When, after all this, has the right to take of war crimes and to demand judgment before history? Is it the enemy or we?

Eisenhower pays visit to de Gaulle

Military talk believed opening of new era in U.S. dealing with French leader
By Harold Callender

Neglect charged in coast war area

House group urges corrective federal action in congested Los Angeles sector
By C. P. Trussell

Chiefs of operating groups who held out charge their case was mishandled

Disclaim role in seizure; there was no need to change the rules in middle of game, statement contends

Davis explains steel reversal
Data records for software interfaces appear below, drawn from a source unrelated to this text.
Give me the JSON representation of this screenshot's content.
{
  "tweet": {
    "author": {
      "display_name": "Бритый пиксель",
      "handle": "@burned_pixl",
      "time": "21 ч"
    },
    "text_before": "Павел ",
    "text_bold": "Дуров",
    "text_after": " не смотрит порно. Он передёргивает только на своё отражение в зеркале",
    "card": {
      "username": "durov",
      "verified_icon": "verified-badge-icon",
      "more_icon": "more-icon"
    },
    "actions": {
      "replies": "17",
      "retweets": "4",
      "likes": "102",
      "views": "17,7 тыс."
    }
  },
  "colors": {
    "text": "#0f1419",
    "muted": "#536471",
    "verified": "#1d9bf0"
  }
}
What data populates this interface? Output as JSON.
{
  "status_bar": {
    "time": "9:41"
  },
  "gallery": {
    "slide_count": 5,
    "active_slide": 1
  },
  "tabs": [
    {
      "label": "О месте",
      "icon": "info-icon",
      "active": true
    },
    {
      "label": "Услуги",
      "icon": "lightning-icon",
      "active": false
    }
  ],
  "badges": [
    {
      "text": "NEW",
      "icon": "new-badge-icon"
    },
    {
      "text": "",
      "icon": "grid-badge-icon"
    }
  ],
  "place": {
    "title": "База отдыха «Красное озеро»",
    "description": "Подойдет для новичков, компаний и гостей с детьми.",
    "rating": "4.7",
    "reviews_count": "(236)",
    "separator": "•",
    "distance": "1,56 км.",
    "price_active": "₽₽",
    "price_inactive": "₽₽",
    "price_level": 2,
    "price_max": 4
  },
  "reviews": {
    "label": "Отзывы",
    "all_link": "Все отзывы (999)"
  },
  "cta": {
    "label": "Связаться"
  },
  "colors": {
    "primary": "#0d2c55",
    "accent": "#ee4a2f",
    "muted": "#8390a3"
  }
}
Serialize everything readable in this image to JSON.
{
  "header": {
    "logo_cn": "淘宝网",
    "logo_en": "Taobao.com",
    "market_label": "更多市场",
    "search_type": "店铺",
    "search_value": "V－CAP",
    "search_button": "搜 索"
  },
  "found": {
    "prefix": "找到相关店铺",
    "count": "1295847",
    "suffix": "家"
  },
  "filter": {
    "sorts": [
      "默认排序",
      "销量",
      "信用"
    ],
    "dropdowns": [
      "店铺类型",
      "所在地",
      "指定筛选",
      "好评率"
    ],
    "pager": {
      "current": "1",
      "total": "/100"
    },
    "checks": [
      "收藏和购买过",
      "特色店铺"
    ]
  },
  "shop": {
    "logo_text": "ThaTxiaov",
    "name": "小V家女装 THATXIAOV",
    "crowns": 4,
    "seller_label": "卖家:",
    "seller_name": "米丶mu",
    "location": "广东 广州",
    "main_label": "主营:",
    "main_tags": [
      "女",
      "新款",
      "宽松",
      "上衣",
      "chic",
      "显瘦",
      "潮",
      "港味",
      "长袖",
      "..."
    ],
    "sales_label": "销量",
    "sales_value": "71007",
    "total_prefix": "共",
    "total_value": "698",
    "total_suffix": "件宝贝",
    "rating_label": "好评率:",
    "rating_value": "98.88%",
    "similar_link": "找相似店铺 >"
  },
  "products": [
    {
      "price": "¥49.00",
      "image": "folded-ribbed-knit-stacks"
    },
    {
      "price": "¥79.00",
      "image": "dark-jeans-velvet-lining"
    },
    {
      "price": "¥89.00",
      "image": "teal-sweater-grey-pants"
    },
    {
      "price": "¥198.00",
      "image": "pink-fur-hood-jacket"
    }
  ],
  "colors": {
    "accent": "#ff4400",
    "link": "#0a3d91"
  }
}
Chairman insists WLB will not act while stoppages are in progress

22 peace blunders are laid to Wilson

Bailey, historian of Stanford, lists them as danger signs to avoid in pact making


Lewis’ paper hits Roosevelt slogan

Calls ‘Win the War’ cloak of politics – sees New Deal dead 6 years ago

Washington – (Dec. 30)
On the heels of President Roosevelt’s adoption of the slogan “Win the War” in place of “New Deal,” the United Mine Workers Journal, the official organ for John L. Lewis’ miners union, says that the New Deal died more than six years ago.

In a leading editorial, the Journal contended in its issue to be distributed tomorrow that the “Win the War” slogan “has a greedy ring, like trying to rob the people of their birthright, of appropriating the people’s wartime prayers and their every desire, to cloak a political party.”

Criticism of the administration from this source was not unexpected, in view of the rift that developed after the mine union chief actively supported Mr. Roosevelt in two campaigns for the presidency.

The editorial said:

President Roosevelt’s belated acknowledgement that the “New Deal” is dead as such could have been well made, and honestly so, in mid-1937 – six-and-a-half years ago – for it was during the Little Steel strikes of that year when intelligent labor leaders first learned of the President’s feat that the rapid organization of the rank and file of American workers into unions might reach such huge totals as to give to the American workingman that degree of economic and political power which banking, business and industry, as well as those of the upper social caste, coupon clippers and the self-anointed ruling-class boys, deemed unwise for the workers to possess in these United States.

All of the social and control legislation which was enacted during the first years of the “New Deal” would have resulted in time, out of necessity, for the very sound reason that it represented needed reform long overdue.

The period of the Little Steel strikes, the editorial continued, made it “a matter of common gossip in big business circles that the ‘New Deal,’ as such, was dead.”

For that reason, and since the President’s second term still had some time to run, the Journal said, Mr. Lewis felt it was prudent for “labor to pay its hand out and get along the best it could for the remainder of the second term.”

It went on:

To us it seems incredible that, in shifting from the “New Deal” emblem, the domestic situation being what it is, the utter confusion which prevails as regards mustering out our fighting men and the complete lack of plans for the transition from a wartime to a peacetime economy, the erstwhile “New Dealers” would have the audacity to adopt as a new political slogan the one thing which all Americans are agreed upon – “Win the War.”

It has a greedy ring like trying to rob the people of their birthright – of appropriating the people’s wartime prayers and their every desire – to cloak a political party. In a democracy, when patriotism is involved against a common foe, the President of the United States, or a political party, has no more right to patriotic claims than the humblest citizen.


Hull hails Burke, resigning as aide

Chief of world communications resigns to enter business – in department 5 years

Protestant, Catholic, Jewish leaders to meet next week to plan a campaign

More incidents reported; Mayor La Guardia says program ‘has had special police attention for some time’

1943 spending tops U.S. 150-year total

Up to 1926, federal costs were $87.3 million – for this year $88 million spent

Defers limiting newspaper radio

FCC, facing Craven’s dissent, puts off ruling until Fly consults Roosevelt

Canned beans also get zero value Sunday as OPA acts to free space to store pork

Tomatoes, peas reduced; buying of these fell 10% in autumn – jams are raised 2 points to 8 a pound